* **Data**
"""
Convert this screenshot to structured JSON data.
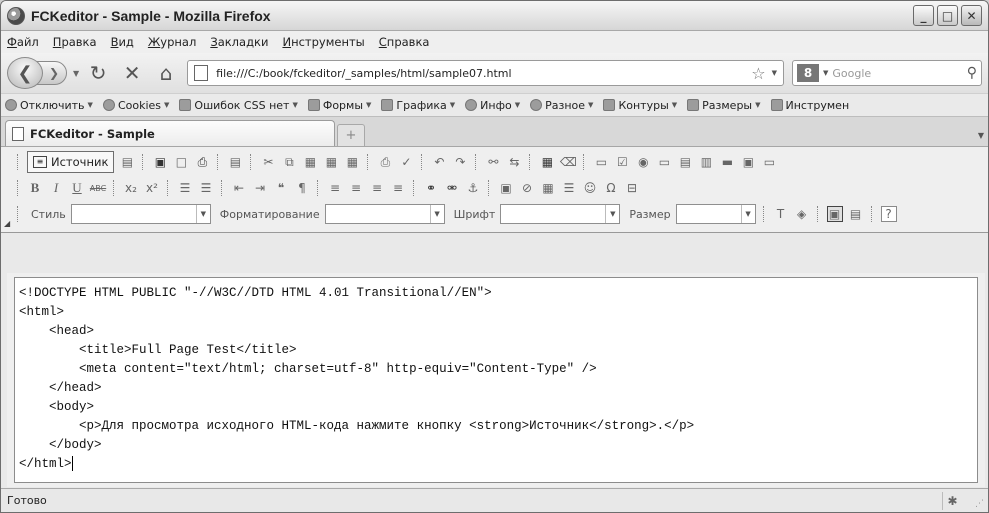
{
  "window": {
    "title": "FCKeditor - Sample - Mozilla Firefox"
  },
  "menu": [
    "Файл",
    "Правка",
    "Вид",
    "Журнал",
    "Закладки",
    "Инструменты",
    "Справка"
  ],
  "nav": {
    "url": "file:///C:/book/fckeditor/_samples/html/sample07.html",
    "search_placeholder": "Google"
  },
  "devbar": {
    "items": [
      "Отключить",
      "Cookies",
      "Ошибок CSS нет",
      "Формы",
      "Графика",
      "Инфо",
      "Разное",
      "Контуры",
      "Размеры",
      "Инструмен"
    ]
  },
  "tab": {
    "title": "FCKeditor - Sample",
    "new_tab": "+"
  },
  "fck": {
    "source_label": "Источник",
    "style_label": "Стиль",
    "format_label": "Форматирование",
    "font_label": "Шрифт",
    "size_label": "Размер"
  },
  "editor": {
    "lines": [
      "<!DOCTYPE HTML PUBLIC \"-//W3C//DTD HTML 4.01 Transitional//EN\">",
      "<html>",
      "    <head>",
      "        <title>Full Page Test</title>",
      "        <meta content=\"text/html; charset=utf-8\" http-equiv=\"Content-Type\" />",
      "    </head>",
      "    <body>",
      "        <p>Для просмотра исходного HTML-кода нажмите кнопку <strong>Источник</strong>.</p>",
      "    </body>",
      "</html>"
    ]
  },
  "status": {
    "text": "Готово"
  }
}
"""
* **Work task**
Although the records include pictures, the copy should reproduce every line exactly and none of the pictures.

* **Task output**
Convert this screenshot to structured JSON data.
{
  "window": {
    "title": "FCKeditor - Sample - Mozilla Firefox"
  },
  "menu": [
    "Файл",
    "Правка",
    "Вид",
    "Журнал",
    "Закладки",
    "Инструменты",
    "Справка"
  ],
  "nav": {
    "url": "file:///C:/book/fckeditor/_samples/html/sample07.html",
    "search_placeholder": "Google"
  },
  "devbar": {
    "items": [
      "Отключить",
      "Cookies",
      "Ошибок CSS нет",
      "Формы",
      "Графика",
      "Инфо",
      "Разное",
      "Контуры",
      "Размеры",
      "Инструмен"
    ]
  },
  "tab": {
    "title": "FCKeditor - Sample",
    "new_tab": "+"
  },
  "fck": {
    "source_label": "Источник",
    "style_label": "Стиль",
    "format_label": "Форматирование",
    "font_label": "Шрифт",
    "size_label": "Размер"
  },
  "editor": {
    "lines": [
      "<!DOCTYPE HTML PUBLIC \"-//W3C//DTD HTML 4.01 Transitional//EN\">",
      "<html>",
      "    <head>",
      "        <title>Full Page Test</title>",
      "        <meta content=\"text/html; charset=utf-8\" http-equiv=\"Content-Type\" />",
      "    </head>",
      "    <body>",
      "        <p>Для просмотра исходного HTML-кода нажмите кнопку <strong>Источник</strong>.</p>",
      "    </body>",
      "</html>"
    ]
  },
  "status": {
    "text": "Готово"
  }
}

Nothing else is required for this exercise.